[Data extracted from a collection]
────
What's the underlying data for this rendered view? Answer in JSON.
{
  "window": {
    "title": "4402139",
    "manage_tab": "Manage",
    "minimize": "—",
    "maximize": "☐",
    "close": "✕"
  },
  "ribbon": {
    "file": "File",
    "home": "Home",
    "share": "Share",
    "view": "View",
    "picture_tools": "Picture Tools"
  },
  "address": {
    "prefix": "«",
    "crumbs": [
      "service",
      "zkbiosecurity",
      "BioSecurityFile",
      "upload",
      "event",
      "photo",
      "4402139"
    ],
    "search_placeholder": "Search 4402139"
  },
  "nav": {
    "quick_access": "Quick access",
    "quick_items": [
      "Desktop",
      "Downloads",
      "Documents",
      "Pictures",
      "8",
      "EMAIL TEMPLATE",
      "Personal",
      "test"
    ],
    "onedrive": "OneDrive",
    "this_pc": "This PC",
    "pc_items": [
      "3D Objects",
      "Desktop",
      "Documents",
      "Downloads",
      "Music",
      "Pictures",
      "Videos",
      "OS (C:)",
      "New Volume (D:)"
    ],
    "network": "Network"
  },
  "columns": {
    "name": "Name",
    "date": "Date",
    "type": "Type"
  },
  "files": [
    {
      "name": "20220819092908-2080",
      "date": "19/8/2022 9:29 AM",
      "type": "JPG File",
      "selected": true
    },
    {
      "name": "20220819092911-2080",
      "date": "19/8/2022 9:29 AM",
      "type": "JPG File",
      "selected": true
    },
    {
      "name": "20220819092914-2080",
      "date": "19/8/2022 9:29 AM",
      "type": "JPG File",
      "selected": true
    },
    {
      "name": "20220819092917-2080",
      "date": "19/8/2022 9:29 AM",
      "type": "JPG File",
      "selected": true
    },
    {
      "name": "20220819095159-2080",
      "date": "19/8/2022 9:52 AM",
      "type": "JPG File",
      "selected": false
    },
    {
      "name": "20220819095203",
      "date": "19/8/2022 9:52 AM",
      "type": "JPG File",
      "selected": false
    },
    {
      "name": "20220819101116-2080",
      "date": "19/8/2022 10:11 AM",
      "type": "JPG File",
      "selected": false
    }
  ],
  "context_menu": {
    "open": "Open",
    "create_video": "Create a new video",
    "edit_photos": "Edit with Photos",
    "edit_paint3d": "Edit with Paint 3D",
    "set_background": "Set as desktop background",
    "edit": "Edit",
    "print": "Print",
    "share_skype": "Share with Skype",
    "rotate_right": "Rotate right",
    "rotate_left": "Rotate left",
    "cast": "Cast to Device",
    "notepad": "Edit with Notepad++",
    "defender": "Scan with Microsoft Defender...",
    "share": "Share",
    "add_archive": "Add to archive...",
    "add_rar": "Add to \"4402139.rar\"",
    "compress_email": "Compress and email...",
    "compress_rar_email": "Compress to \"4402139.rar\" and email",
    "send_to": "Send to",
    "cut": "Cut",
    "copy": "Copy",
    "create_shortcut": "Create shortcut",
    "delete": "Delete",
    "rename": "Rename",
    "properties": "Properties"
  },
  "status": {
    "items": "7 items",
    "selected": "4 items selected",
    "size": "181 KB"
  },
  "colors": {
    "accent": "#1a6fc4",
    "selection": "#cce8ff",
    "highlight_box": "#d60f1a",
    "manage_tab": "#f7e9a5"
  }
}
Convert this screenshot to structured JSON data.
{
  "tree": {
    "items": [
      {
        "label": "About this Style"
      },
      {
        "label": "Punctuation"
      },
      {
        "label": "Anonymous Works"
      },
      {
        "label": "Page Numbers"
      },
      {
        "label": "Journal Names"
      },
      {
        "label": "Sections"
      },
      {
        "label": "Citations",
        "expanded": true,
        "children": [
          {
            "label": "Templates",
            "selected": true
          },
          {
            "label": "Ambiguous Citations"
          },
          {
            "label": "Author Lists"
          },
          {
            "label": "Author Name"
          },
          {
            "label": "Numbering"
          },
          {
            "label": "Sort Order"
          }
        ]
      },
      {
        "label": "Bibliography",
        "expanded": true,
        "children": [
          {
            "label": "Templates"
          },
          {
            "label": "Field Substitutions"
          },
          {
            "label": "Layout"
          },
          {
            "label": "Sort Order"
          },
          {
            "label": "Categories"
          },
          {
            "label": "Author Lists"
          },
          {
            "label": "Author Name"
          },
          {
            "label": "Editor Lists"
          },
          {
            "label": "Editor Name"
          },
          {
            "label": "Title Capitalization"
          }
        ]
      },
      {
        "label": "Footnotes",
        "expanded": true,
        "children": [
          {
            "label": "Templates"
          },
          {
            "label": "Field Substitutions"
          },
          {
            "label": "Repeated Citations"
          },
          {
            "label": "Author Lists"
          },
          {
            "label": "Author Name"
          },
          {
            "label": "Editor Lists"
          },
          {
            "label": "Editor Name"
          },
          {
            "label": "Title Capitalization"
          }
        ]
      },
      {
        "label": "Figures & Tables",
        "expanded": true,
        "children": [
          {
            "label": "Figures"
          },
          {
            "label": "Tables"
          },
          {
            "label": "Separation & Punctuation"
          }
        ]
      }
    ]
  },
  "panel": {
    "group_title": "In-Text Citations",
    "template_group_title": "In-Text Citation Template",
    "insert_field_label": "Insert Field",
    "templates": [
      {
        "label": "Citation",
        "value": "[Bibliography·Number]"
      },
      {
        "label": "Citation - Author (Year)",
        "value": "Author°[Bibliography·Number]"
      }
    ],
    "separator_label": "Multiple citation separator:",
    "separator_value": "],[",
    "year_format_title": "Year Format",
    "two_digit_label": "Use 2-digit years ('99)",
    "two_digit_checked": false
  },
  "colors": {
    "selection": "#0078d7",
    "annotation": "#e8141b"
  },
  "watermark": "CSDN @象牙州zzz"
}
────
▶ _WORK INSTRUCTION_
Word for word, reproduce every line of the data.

▶ _EXERCISE OUTPUT_
What's the underlying data for this rendered view? Answer in JSON.
{
  "window": {
    "title": "4402139",
    "manage_tab": "Manage",
    "minimize": "—",
    "maximize": "☐",
    "close": "✕"
  },
  "ribbon": {
    "file": "File",
    "home": "Home",
    "share": "Share",
    "view": "View",
    "picture_tools": "Picture Tools"
  },
  "address": {
    "prefix": "«",
    "crumbs": [
      "service",
      "zkbiosecurity",
      "BioSecurityFile",
      "upload",
      "event",
      "photo",
      "4402139"
    ],
    "search_placeholder": "Search 4402139"
  },
  "nav": {
    "quick_access": "Quick access",
    "quick_items": [
      "Desktop",
      "Downloads",
      "Documents",
      "Pictures",
      "8",
      "EMAIL TEMPLATE",
      "Personal",
      "test"
    ],
    "onedrive": "OneDrive",
    "this_pc": "This PC",
    "pc_items": [
      "3D Objects",
      "Desktop",
      "Documents",
      "Downloads",
      "Music",
      "Pictures",
      "Videos",
      "OS (C:)",
      "New Volume (D:)"
    ],
    "network": "Network"
  },
  "columns": {
    "name": "Name",
    "date": "Date",
    "type": "Type"
  },
  "files": [
    {
      "name": "20220819092908-2080",
      "date": "19/8/2022 9:29 AM",
      "type": "JPG File",
      "selected": true
    },
    {
      "name": "20220819092911-2080",
      "date": "19/8/2022 9:29 AM",
      "type": "JPG File",
      "selected": true
    },
    {
      "name": "20220819092914-2080",
      "date": "19/8/2022 9:29 AM",
      "type": "JPG File",
      "selected": true
    },
    {
      "name": "20220819092917-2080",
      "date": "19/8/2022 9:29 AM",
      "type": "JPG File",
      "selected": true
    },
    {
      "name": "20220819095159-2080",
      "date": "19/8/2022 9:52 AM",
      "type": "JPG File",
      "selected": false
    },
    {
      "name": "20220819095203",
      "date": "19/8/2022 9:52 AM",
      "type": "JPG File",
      "selected": false
    },
    {
      "name": "20220819101116-2080",
      "date": "19/8/2022 10:11 AM",
      "type": "JPG File",
      "selected": false
    }
  ],
  "context_menu": {
    "open": "Open",
    "create_video": "Create a new video",
    "edit_photos": "Edit with Photos",
    "edit_paint3d": "Edit with Paint 3D",
    "set_background": "Set as desktop background",
    "edit": "Edit",
    "print": "Print",
    "share_skype": "Share with Skype",
    "rotate_right": "Rotate right",
    "rotate_left": "Rotate left",
    "cast": "Cast to Device",
    "notepad": "Edit with Notepad++",
    "defender": "Scan with Microsoft Defender...",
    "share": "Share",
    "add_archive": "Add to archive...",
    "add_rar": "Add to \"4402139.rar\"",
    "compress_email": "Compress and email...",
    "compress_rar_email": "Compress to \"4402139.rar\" and email",
    "send_to": "Send to",
    "cut": "Cut",
    "copy": "Copy",
    "create_shortcut": "Create shortcut",
    "delete": "Delete",
    "rename": "Rename",
    "properties": "Properties"
  },
  "status": {
    "items": "7 items",
    "selected": "4 items selected",
    "size": "181 KB"
  },
  "colors": {
    "accent": "#1a6fc4",
    "selection": "#cce8ff",
    "highlight_box": "#d60f1a",
    "manage_tab": "#f7e9a5"
  }
}
Convert this screenshot to structured JSON data.
{
  "tree": {
    "items": [
      {
        "label": "About this Style"
      },
      {
        "label": "Punctuation"
      },
      {
        "label": "Anonymous Works"
      },
      {
        "label": "Page Numbers"
      },
      {
        "label": "Journal Names"
      },
      {
        "label": "Sections"
      },
      {
        "label": "Citations",
        "expanded": true,
        "children": [
          {
            "label": "Templates",
            "selected": true
          },
          {
            "label": "Ambiguous Citations"
          },
          {
            "label": "Author Lists"
          },
          {
            "label": "Author Name"
          },
          {
            "label": "Numbering"
          },
          {
            "label": "Sort Order"
          }
        ]
      },
      {
        "label": "Bibliography",
        "expanded": true,
        "children": [
          {
            "label": "Templates"
          },
          {
            "label": "Field Substitutions"
          },
          {
            "label": "Layout"
          },
          {
            "label": "Sort Order"
          },
          {
            "label": "Categories"
          },
          {
            "label": "Author Lists"
          },
          {
            "label": "Author Name"
          },
          {
            "label": "Editor Lists"
          },
          {
            "label": "Editor Name"
          },
          {
            "label": "Title Capitalization"
          }
        ]
      },
      {
        "label": "Footnotes",
        "expanded": true,
        "children": [
          {
            "label": "Templates"
          },
          {
            "label": "Field Substitutions"
          },
          {
            "label": "Repeated Citations"
          },
          {
            "label": "Author Lists"
          },
          {
            "label": "Author Name"
          },
          {
            "label": "Editor Lists"
          },
          {
            "label": "Editor Name"
          },
          {
            "label": "Title Capitalization"
          }
        ]
      },
      {
        "label": "Figures & Tables",
        "expanded": true,
        "children": [
          {
            "label": "Figures"
          },
          {
            "label": "Tables"
          },
          {
            "label": "Separation & Punctuation"
          }
        ]
      }
    ]
  },
  "panel": {
    "group_title": "In-Text Citations",
    "template_group_title": "In-Text Citation Template",
    "insert_field_label": "Insert Field",
    "templates": [
      {
        "label": "Citation",
        "value": "[Bibliography·Number]"
      },
      {
        "label": "Citation - Author (Year)",
        "value": "Author°[Bibliography·Number]"
      }
    ],
    "separator_label": "Multiple citation separator:",
    "separator_value": "],[",
    "year_format_title": "Year Format",
    "two_digit_label": "Use 2-digit years ('99)",
    "two_digit_checked": false
  },
  "colors": {
    "selection": "#0078d7",
    "annotation": "#e8141b"
  },
  "watermark": "CSDN @象牙州zzz"
}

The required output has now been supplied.